The problem.
Could you report every line of the listing below that holds the word "JSON"?

::::::

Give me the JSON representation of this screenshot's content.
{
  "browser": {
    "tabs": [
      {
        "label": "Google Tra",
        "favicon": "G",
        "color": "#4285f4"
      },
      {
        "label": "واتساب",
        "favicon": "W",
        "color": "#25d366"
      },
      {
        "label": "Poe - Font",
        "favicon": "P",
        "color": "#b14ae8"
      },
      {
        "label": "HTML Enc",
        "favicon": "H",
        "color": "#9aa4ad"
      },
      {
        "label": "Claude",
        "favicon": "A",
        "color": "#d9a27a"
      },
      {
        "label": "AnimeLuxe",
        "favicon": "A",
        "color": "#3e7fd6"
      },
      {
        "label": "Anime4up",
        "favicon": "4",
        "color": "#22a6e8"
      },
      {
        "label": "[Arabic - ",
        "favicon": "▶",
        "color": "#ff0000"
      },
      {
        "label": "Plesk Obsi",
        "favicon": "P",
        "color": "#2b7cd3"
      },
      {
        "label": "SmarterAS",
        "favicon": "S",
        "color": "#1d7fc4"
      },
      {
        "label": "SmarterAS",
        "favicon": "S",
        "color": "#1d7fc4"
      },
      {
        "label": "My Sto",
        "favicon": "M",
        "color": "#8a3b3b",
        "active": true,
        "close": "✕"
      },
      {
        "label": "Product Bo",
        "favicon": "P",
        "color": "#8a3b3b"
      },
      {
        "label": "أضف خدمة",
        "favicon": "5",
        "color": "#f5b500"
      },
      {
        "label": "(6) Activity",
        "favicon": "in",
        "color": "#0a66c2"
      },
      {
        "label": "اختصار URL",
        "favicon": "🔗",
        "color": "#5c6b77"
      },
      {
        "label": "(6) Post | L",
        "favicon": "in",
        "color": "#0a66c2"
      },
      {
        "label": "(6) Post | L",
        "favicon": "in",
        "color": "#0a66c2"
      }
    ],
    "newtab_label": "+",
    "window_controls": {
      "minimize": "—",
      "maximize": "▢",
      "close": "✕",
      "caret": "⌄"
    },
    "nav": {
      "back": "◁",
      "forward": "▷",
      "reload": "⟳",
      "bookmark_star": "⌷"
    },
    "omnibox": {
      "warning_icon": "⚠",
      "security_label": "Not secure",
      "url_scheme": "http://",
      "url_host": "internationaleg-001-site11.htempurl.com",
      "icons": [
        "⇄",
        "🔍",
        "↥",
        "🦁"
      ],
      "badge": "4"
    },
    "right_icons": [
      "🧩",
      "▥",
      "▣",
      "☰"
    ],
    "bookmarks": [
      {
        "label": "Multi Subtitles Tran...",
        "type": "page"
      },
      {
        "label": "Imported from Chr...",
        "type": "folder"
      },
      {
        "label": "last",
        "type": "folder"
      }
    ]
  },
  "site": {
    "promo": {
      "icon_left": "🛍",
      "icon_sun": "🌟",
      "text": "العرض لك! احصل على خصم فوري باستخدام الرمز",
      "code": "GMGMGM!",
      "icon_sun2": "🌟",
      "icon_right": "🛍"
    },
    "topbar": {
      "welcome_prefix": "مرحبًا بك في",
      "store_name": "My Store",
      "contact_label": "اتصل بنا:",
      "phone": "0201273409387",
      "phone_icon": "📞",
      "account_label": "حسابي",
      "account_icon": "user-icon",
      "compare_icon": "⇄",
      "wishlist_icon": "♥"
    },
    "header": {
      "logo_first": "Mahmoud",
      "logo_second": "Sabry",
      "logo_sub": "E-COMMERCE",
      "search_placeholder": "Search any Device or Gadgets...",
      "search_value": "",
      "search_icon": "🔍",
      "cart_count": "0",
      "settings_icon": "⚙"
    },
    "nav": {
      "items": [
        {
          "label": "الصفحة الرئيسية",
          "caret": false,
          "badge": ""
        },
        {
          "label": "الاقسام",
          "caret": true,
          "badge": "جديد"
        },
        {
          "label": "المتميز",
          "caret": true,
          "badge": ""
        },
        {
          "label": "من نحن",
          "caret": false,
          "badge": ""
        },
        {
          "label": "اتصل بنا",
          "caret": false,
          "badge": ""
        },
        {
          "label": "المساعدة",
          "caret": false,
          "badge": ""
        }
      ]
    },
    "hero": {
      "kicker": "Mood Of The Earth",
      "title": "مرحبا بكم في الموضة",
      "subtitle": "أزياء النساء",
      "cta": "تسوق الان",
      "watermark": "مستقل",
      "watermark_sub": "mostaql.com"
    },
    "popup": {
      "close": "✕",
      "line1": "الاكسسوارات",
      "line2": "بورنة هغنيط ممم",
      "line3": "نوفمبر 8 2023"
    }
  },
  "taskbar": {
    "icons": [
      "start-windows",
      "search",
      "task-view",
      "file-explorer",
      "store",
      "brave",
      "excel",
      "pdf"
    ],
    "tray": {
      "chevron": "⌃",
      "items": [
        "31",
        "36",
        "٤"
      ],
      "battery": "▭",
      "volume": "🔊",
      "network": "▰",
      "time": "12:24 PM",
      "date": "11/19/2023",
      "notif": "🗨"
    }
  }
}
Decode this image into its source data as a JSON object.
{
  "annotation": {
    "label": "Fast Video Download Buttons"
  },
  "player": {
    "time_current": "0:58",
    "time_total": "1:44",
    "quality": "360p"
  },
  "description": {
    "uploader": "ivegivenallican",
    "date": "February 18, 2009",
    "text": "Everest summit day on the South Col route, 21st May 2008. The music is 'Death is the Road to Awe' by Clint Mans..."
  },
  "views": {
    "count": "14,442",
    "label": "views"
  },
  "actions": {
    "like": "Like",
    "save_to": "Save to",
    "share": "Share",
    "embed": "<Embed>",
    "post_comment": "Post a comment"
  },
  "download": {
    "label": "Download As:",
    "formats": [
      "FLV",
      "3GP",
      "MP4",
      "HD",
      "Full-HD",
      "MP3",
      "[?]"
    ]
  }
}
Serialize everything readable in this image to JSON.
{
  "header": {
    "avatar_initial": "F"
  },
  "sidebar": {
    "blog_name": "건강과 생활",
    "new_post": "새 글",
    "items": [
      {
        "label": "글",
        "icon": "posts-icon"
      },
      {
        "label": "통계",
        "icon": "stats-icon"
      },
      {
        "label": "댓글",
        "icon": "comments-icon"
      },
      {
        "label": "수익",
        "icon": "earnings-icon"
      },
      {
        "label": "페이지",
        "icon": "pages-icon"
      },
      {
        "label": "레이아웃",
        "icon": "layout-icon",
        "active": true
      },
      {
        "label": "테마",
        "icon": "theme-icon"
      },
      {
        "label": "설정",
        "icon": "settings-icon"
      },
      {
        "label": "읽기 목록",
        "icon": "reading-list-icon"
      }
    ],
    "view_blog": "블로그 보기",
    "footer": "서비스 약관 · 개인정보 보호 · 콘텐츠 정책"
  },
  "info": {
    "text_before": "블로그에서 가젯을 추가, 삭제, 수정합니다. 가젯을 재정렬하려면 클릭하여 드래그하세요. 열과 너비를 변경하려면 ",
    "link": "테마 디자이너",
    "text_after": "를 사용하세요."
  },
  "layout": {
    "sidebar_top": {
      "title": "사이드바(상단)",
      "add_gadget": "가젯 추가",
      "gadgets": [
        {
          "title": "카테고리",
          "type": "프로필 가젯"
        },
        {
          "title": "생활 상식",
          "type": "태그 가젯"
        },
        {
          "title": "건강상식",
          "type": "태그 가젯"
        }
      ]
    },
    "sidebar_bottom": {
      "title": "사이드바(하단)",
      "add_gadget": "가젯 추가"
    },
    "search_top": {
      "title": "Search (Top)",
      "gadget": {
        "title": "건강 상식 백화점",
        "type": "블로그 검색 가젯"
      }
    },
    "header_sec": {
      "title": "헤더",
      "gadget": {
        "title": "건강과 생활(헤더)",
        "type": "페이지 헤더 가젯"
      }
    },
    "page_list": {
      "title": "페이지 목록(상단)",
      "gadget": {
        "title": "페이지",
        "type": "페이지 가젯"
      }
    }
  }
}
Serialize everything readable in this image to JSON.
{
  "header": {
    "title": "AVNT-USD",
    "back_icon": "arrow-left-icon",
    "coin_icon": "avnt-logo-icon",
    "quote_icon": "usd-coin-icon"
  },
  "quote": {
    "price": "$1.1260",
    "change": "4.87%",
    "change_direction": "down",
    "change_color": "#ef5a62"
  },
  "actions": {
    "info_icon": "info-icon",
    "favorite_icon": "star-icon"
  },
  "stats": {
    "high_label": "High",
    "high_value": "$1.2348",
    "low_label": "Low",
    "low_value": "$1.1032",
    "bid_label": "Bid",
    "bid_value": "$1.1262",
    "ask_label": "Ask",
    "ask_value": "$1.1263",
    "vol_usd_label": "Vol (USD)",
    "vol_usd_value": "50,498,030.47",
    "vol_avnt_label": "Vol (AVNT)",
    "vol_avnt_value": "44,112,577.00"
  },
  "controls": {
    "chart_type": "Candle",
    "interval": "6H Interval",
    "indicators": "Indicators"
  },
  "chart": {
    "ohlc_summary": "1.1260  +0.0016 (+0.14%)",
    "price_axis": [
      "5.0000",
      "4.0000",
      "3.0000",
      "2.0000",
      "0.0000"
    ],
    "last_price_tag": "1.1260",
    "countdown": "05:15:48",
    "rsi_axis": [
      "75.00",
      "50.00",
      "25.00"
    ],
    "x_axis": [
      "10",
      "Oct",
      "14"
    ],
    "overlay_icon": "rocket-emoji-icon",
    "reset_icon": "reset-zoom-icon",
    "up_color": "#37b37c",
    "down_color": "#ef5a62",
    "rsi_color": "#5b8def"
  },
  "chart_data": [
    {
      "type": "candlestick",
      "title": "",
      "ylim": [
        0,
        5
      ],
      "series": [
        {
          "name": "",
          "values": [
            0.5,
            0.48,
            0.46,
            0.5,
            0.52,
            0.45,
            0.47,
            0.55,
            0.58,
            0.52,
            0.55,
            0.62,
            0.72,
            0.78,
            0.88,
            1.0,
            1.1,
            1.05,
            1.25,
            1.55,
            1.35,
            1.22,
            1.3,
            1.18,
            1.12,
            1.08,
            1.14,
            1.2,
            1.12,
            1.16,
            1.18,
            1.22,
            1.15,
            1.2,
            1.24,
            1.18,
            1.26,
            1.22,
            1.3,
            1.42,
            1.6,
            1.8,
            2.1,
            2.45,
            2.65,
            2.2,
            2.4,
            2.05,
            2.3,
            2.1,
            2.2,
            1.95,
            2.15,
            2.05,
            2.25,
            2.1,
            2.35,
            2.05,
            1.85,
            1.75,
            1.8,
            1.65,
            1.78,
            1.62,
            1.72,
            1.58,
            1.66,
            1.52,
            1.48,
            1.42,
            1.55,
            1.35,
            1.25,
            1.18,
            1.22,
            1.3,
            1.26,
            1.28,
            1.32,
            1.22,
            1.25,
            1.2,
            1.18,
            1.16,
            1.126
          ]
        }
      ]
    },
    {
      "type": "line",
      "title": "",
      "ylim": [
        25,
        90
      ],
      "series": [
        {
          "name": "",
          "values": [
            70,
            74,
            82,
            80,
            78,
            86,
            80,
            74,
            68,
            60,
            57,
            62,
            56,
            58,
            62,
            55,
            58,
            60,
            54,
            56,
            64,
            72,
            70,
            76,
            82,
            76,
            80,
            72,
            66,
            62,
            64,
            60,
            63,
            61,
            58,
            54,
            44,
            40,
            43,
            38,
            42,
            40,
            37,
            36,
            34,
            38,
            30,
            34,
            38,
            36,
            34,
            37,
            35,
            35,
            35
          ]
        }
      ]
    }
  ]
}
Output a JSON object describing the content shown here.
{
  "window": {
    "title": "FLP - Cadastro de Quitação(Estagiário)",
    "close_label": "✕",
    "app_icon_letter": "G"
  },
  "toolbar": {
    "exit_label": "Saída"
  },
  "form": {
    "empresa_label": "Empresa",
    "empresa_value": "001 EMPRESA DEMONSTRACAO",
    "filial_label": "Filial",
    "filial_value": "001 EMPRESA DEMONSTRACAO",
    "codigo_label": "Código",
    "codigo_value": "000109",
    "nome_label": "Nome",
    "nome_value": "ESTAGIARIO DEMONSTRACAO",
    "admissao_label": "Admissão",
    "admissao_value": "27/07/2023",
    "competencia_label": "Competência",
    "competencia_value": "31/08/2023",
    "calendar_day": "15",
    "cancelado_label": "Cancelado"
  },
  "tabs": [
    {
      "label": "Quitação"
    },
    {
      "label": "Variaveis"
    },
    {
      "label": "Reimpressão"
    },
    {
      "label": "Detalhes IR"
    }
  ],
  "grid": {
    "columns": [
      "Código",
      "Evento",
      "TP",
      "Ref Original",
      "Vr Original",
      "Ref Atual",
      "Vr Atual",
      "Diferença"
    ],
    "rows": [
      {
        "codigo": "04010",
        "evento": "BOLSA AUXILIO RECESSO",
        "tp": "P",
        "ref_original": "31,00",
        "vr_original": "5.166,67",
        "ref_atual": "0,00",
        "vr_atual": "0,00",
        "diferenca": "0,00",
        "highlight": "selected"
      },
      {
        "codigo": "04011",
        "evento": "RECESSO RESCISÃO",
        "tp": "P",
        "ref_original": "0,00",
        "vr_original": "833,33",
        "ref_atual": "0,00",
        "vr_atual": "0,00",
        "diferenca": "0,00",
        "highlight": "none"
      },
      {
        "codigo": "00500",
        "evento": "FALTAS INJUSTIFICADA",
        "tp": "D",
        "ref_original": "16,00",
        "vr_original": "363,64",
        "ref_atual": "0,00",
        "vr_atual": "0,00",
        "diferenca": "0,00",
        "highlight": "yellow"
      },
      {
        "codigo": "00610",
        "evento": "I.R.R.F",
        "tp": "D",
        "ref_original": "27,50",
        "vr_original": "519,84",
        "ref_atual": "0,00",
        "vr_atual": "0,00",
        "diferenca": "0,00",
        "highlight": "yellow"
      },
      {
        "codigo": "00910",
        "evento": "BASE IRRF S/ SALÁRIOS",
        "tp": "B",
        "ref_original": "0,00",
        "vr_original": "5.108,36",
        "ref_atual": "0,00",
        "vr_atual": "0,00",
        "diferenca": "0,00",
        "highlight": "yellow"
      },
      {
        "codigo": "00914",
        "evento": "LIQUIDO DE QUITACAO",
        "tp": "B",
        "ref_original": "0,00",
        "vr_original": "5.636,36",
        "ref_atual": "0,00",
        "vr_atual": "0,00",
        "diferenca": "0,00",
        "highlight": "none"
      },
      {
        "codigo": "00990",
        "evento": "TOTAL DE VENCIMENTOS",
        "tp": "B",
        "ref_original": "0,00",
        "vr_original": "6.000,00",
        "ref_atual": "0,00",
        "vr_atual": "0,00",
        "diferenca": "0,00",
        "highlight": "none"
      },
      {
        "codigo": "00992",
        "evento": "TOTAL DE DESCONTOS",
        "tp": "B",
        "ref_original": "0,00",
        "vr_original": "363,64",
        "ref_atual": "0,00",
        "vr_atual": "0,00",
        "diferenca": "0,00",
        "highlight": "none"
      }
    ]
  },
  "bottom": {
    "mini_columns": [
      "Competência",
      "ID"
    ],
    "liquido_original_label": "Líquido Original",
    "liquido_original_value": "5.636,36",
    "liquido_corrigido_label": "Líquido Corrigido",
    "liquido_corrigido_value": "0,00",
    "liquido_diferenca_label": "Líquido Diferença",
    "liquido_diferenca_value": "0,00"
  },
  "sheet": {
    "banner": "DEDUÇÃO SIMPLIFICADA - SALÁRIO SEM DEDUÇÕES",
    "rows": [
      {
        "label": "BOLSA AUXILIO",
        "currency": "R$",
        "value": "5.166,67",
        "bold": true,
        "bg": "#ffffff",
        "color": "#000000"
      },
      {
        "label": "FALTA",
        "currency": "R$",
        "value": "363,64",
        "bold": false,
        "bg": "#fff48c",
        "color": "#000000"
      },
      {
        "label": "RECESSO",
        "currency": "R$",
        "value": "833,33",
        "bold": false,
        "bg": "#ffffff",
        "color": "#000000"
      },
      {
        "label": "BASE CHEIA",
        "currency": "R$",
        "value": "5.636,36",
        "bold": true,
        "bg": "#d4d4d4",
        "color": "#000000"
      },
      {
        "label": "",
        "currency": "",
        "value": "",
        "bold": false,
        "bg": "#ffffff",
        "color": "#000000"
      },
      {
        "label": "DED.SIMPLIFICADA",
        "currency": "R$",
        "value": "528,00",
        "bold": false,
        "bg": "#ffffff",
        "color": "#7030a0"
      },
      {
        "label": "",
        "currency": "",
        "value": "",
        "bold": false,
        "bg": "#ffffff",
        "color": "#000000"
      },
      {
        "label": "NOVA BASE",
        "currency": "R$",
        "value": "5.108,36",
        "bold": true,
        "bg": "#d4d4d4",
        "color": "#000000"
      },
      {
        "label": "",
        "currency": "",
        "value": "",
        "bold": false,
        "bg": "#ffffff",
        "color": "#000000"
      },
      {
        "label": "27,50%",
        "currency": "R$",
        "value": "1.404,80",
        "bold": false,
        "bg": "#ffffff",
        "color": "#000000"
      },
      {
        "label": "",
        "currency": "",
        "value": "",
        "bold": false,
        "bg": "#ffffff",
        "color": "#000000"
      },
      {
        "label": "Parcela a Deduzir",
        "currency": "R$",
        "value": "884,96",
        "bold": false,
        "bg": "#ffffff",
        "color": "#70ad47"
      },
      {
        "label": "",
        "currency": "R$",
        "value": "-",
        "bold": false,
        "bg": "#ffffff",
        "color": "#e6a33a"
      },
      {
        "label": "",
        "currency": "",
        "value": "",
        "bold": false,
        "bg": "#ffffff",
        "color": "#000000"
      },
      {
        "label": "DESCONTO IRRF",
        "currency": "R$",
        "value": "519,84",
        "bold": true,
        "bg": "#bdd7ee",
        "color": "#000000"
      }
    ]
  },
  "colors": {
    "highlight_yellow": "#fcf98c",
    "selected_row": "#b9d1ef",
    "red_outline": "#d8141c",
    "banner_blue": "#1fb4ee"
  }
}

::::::

Reply to the exercise.
Give me the JSON representation of this screenshot's content.
Decode this image into its source data as a JSON object.
Serialize everything readable in this image to JSON.
Serialize everything readable in this image to JSON.
Output a JSON object describing the content shown here.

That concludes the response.